I have thought of a somewhat similar model myself, where a contract can store objects with a user account, with that user’s permission, which the user would then need to pay rent for. I do increasingly agree that it has advantages; the main one I see is that if a user account does get hibernated, reviving it and all of its associated assets requires only a single set of Merkle branches.
This seems like a promising direction.
I disagree. Like in the current ERC20 Token model, in the current world, shares of a company for example are maintained by the issuer, which means the company.
So technically the issuer pays for the bookkeeping It should be the same in blockchain and the issuer should be responsible to pay for the rent cost.
Does the base protocol need to be opinionated about this?
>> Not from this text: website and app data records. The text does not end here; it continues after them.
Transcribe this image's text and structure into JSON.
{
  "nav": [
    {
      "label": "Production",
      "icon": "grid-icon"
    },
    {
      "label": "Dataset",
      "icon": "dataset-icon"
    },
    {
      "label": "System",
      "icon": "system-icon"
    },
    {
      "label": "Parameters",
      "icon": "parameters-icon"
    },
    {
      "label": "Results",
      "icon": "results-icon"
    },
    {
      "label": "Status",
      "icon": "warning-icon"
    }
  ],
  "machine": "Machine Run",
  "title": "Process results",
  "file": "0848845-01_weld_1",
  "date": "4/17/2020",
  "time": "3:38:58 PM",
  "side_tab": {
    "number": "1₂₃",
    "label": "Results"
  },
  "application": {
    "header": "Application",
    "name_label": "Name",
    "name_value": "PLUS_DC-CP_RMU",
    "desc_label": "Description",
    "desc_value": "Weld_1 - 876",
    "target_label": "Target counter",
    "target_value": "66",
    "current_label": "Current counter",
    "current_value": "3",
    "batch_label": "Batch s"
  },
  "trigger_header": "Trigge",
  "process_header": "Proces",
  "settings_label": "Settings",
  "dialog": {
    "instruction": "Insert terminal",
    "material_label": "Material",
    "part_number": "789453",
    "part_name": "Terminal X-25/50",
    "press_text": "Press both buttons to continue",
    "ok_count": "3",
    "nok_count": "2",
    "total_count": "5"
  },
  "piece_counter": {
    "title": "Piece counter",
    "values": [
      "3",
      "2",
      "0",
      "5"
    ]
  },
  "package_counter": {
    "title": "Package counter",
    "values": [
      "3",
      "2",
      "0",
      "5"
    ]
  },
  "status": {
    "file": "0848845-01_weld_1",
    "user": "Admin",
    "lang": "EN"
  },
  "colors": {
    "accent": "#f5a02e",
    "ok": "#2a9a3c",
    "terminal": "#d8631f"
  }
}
If each contract is responsible for its own rent, each contract can set its own rules about who can pay for its rent costs, and multi-contract structures can be used for delegating rent costs.